WORK TO BE COMPLETED:
Without including any pictures, write out the data below exactly.
- Opening Delimiter -
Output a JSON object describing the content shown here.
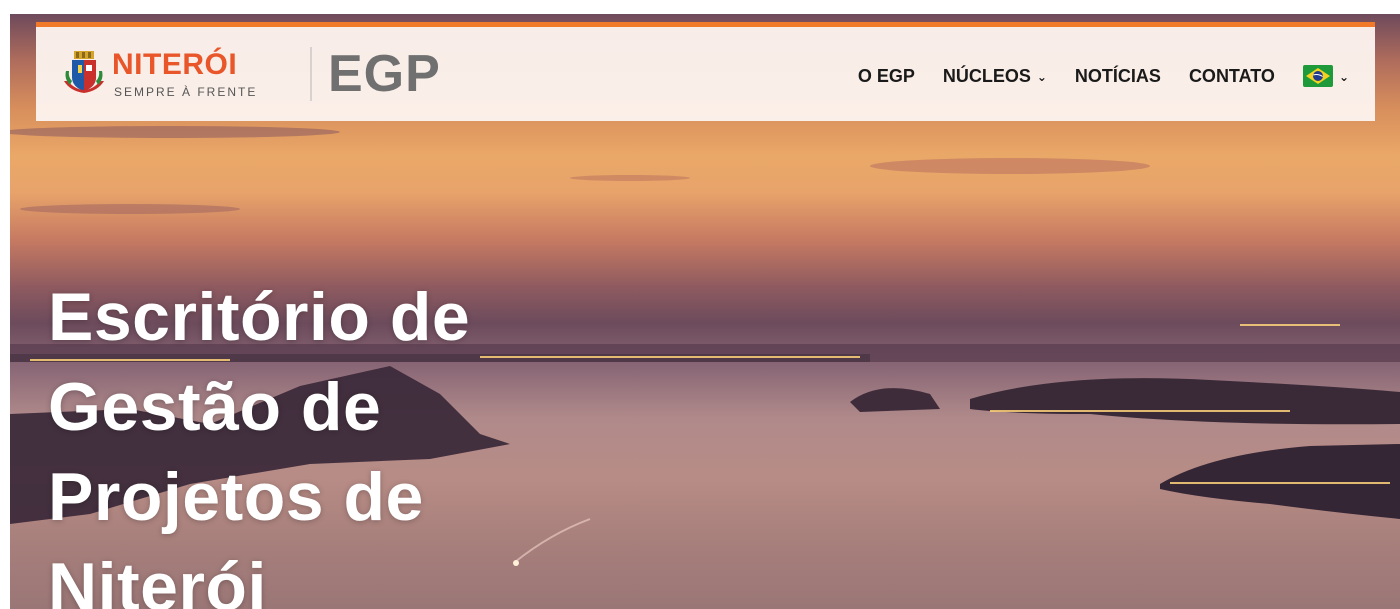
{
  "header": {
    "city_name": "NITERÓI",
    "city_slogan": "SEMPRE À FRENTE",
    "egp_logo": "EGP",
    "accent_color": "#f07a2a"
  },
  "nav": {
    "items": [
      {
        "label": "O EGP",
        "has_dropdown": false
      },
      {
        "label": "NÚCLEOS",
        "has_dropdown": true
      },
      {
        "label": "NOTÍCIAS",
        "has_dropdown": false
      },
      {
        "label": "CONTATO",
        "has_dropdown": false
      }
    ],
    "language_flag": "brazil-flag-icon",
    "chevron": "⌄"
  },
  "hero": {
    "title_lines": [
      "Escritório de",
      "Gestão de",
      "Projetos de",
      "Niterói"
    ]
  }
}
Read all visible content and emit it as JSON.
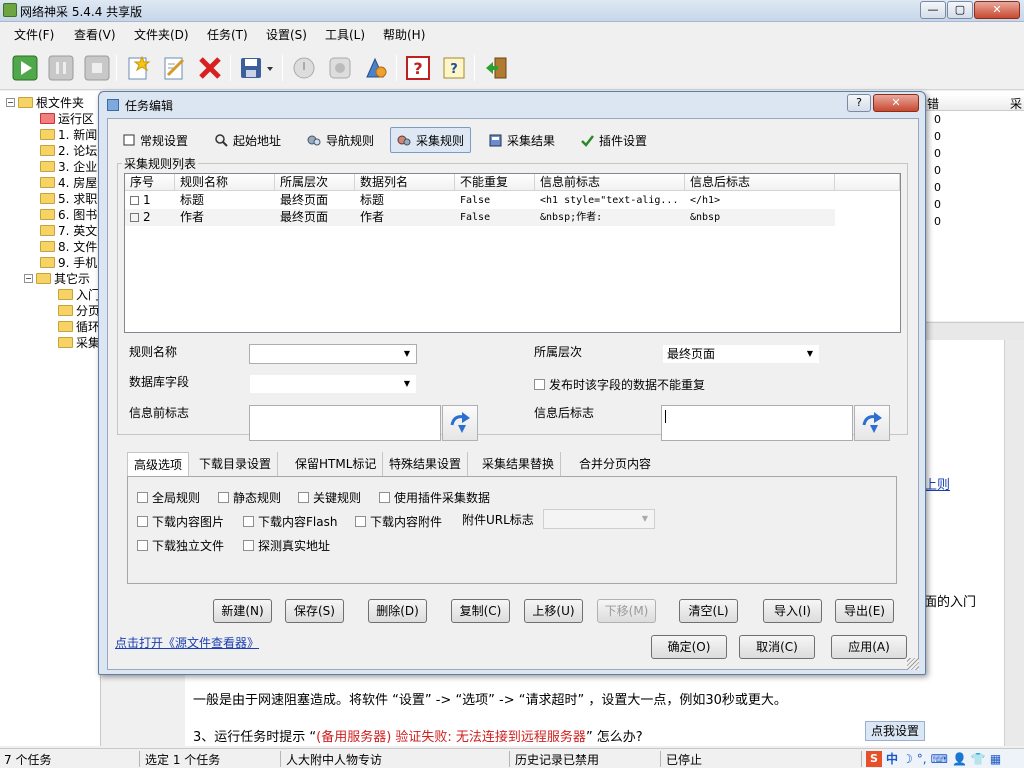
{
  "app": {
    "title": "网络神采 5.4.4 共享版",
    "window_controls": {
      "minimize": "—",
      "maximize": "▢",
      "close": "✕"
    }
  },
  "menu": [
    "文件(F)",
    "查看(V)",
    "文件夹(D)",
    "任务(T)",
    "设置(S)",
    "工具(L)",
    "帮助(H)"
  ],
  "toolbar": {
    "icons": [
      "play-icon",
      "pause-icon",
      "stop-icon",
      "new-task-icon",
      "edit-task-icon",
      "delete-task-icon",
      "save-icon",
      "disabled-icon-1",
      "disabled-icon-2",
      "settings-wizard-icon",
      "help-icon",
      "about-icon",
      "exit-icon"
    ]
  },
  "tree": {
    "root": "根文件夹",
    "items": [
      "运行区",
      "1. 新闻",
      "2. 论坛",
      "3. 企业",
      "4. 房屋",
      "5. 求职",
      "6. 图书",
      "7. 英文",
      "8. 文件",
      "9. 手机"
    ],
    "other": "其它示",
    "other_children": [
      "入门",
      "分页",
      "循环",
      "采集"
    ]
  },
  "background": {
    "right_header": [
      "错",
      "采"
    ],
    "right_values": [
      "0",
      "0",
      "0",
      "0",
      "0",
      "0",
      "0"
    ],
    "link_fragment": "上则",
    "fragment_intro": "面的入门",
    "line1": "一般是由于网速阻塞造成。将软件 “设置” -> “选项” -> “请求超时” ，设置大一点，例如30秒或更大。",
    "line2_prefix": "3、运行任务时提示 “",
    "line2_red": "(备用服务器) 验证失败: 无法连接到远程服务器",
    "line2_suffix": "” 怎么办?",
    "click_settings": "点我设置"
  },
  "status": {
    "task_count": "7 个任务",
    "selected": "选定 1 个任务",
    "folder": "人大附中人物专访",
    "history": "历史记录已禁用",
    "state": "已停止"
  },
  "tray": {
    "ime": "中",
    "icons": [
      "moon-icon",
      "punct-icon",
      "keyboard-icon",
      "user-icon",
      "shirt-icon",
      "grid-icon"
    ]
  },
  "dialog": {
    "title": "任务编辑",
    "controls": {
      "help": "?",
      "close": "✕"
    },
    "tabs": [
      "常规设置",
      "起始地址",
      "导航规则",
      "采集规则",
      "采集结果",
      "插件设置"
    ],
    "active_tab": "采集规则",
    "rules_group": "采集规则列表",
    "columns": [
      "序号",
      "规则名称",
      "所属层次",
      "数据列名",
      "不能重复",
      "信息前标志",
      "信息后标志"
    ],
    "rows": [
      {
        "no": "1",
        "name": "标题",
        "level": "最终页面",
        "column": "标题",
        "unique": "False",
        "prefix": "<h1 style=\"text-alig...",
        "suffix": "</h1>"
      },
      {
        "no": "2",
        "name": "作者",
        "level": "最终页面",
        "column": "作者",
        "unique": "False",
        "prefix": "&nbsp;作者:",
        "suffix": "&nbsp"
      }
    ],
    "form": {
      "rule_name_label": "规则名称",
      "rule_name_value": "",
      "level_label": "所属层次",
      "level_value": "最终页面",
      "db_field_label": "数据库字段",
      "db_field_value": "",
      "no_dup_label": "发布时该字段的数据不能重复",
      "prefix_label": "信息前标志",
      "suffix_label": "信息后标志"
    },
    "subtabs": [
      "高级选项",
      "下载目录设置",
      "保留HTML标记",
      "特殊结果设置",
      "采集结果替换",
      "合并分页内容"
    ],
    "active_subtab": "高级选项",
    "options": {
      "global_rule": "全局规则",
      "static_rule": "静态规则",
      "key_rule": "关键规则",
      "use_plugin": "使用插件采集数据",
      "dl_images": "下载内容图片",
      "dl_flash": "下载内容Flash",
      "dl_attach": "下载内容附件",
      "attach_url_label": "附件URL标志",
      "dl_standalone": "下载独立文件",
      "detect_real": "探测真实地址"
    },
    "buttons": [
      "新建(N)",
      "保存(S)",
      "删除(D)",
      "复制(C)",
      "上移(U)",
      "下移(M)",
      "清空(L)",
      "导入(I)",
      "导出(E)"
    ],
    "source_link": "点击打开《源文件查看器》",
    "footer_buttons": [
      "确定(O)",
      "取消(C)",
      "应用(A)"
    ]
  }
}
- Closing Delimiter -
RESULT BELOW:
Output a JSON object describing the content shown here.
{
  "header": {
    "city_name": "NITERÓI",
    "city_slogan": "SEMPRE À FRENTE",
    "egp_logo": "EGP",
    "accent_color": "#f07a2a"
  },
  "nav": {
    "items": [
      {
        "label": "O EGP",
        "has_dropdown": false
      },
      {
        "label": "NÚCLEOS",
        "has_dropdown": true
      },
      {
        "label": "NOTÍCIAS",
        "has_dropdown": false
      },
      {
        "label": "CONTATO",
        "has_dropdown": false
      }
    ],
    "language_flag": "brazil-flag-icon",
    "chevron": "⌄"
  },
  "hero": {
    "title_lines": [
      "Escritório de",
      "Gestão de",
      "Projetos de",
      "Niterói"
    ]
  }
}
Read all visible content and emit it as JSON.
{
  "app": {
    "title": "网络神采 5.4.4 共享版",
    "window_controls": {
      "minimize": "—",
      "maximize": "▢",
      "close": "✕"
    }
  },
  "menu": [
    "文件(F)",
    "查看(V)",
    "文件夹(D)",
    "任务(T)",
    "设置(S)",
    "工具(L)",
    "帮助(H)"
  ],
  "toolbar": {
    "icons": [
      "play-icon",
      "pause-icon",
      "stop-icon",
      "new-task-icon",
      "edit-task-icon",
      "delete-task-icon",
      "save-icon",
      "disabled-icon-1",
      "disabled-icon-2",
      "settings-wizard-icon",
      "help-icon",
      "about-icon",
      "exit-icon"
    ]
  },
  "tree": {
    "root": "根文件夹",
    "items": [
      "运行区",
      "1. 新闻",
      "2. 论坛",
      "3. 企业",
      "4. 房屋",
      "5. 求职",
      "6. 图书",
      "7. 英文",
      "8. 文件",
      "9. 手机"
    ],
    "other": "其它示",
    "other_children": [
      "入门",
      "分页",
      "循环",
      "采集"
    ]
  },
  "background": {
    "right_header": [
      "错",
      "采"
    ],
    "right_values": [
      "0",
      "0",
      "0",
      "0",
      "0",
      "0",
      "0"
    ],
    "link_fragment": "上则",
    "fragment_intro": "面的入门",
    "line1": "一般是由于网速阻塞造成。将软件 “设置” -> “选项” -> “请求超时” ，设置大一点，例如30秒或更大。",
    "line2_prefix": "3、运行任务时提示 “",
    "line2_red": "(备用服务器) 验证失败: 无法连接到远程服务器",
    "line2_suffix": "” 怎么办?",
    "click_settings": "点我设置"
  },
  "status": {
    "task_count": "7 个任务",
    "selected": "选定 1 个任务",
    "folder": "人大附中人物专访",
    "history": "历史记录已禁用",
    "state": "已停止"
  },
  "tray": {
    "ime": "中",
    "icons": [
      "moon-icon",
      "punct-icon",
      "keyboard-icon",
      "user-icon",
      "shirt-icon",
      "grid-icon"
    ]
  },
  "dialog": {
    "title": "任务编辑",
    "controls": {
      "help": "?",
      "close": "✕"
    },
    "tabs": [
      "常规设置",
      "起始地址",
      "导航规则",
      "采集规则",
      "采集结果",
      "插件设置"
    ],
    "active_tab": "采集规则",
    "rules_group": "采集规则列表",
    "columns": [
      "序号",
      "规则名称",
      "所属层次",
      "数据列名",
      "不能重复",
      "信息前标志",
      "信息后标志"
    ],
    "rows": [
      {
        "no": "1",
        "name": "标题",
        "level": "最终页面",
        "column": "标题",
        "unique": "False",
        "prefix": "<h1 style=\"text-alig...",
        "suffix": "</h1>"
      },
      {
        "no": "2",
        "name": "作者",
        "level": "最终页面",
        "column": "作者",
        "unique": "False",
        "prefix": "&nbsp;作者:",
        "suffix": "&nbsp"
      }
    ],
    "form": {
      "rule_name_label": "规则名称",
      "rule_name_value": "",
      "level_label": "所属层次",
      "level_value": "最终页面",
      "db_field_label": "数据库字段",
      "db_field_value": "",
      "no_dup_label": "发布时该字段的数据不能重复",
      "prefix_label": "信息前标志",
      "suffix_label": "信息后标志"
    },
    "subtabs": [
      "高级选项",
      "下载目录设置",
      "保留HTML标记",
      "特殊结果设置",
      "采集结果替换",
      "合并分页内容"
    ],
    "active_subtab": "高级选项",
    "options": {
      "global_rule": "全局规则",
      "static_rule": "静态规则",
      "key_rule": "关键规则",
      "use_plugin": "使用插件采集数据",
      "dl_images": "下载内容图片",
      "dl_flash": "下载内容Flash",
      "dl_attach": "下载内容附件",
      "attach_url_label": "附件URL标志",
      "dl_standalone": "下载独立文件",
      "detect_real": "探测真实地址"
    },
    "buttons": [
      "新建(N)",
      "保存(S)",
      "删除(D)",
      "复制(C)",
      "上移(U)",
      "下移(M)",
      "清空(L)",
      "导入(I)",
      "导出(E)"
    ],
    "source_link": "点击打开《源文件查看器》",
    "footer_buttons": [
      "确定(O)",
      "取消(C)",
      "应用(A)"
    ]
  }
}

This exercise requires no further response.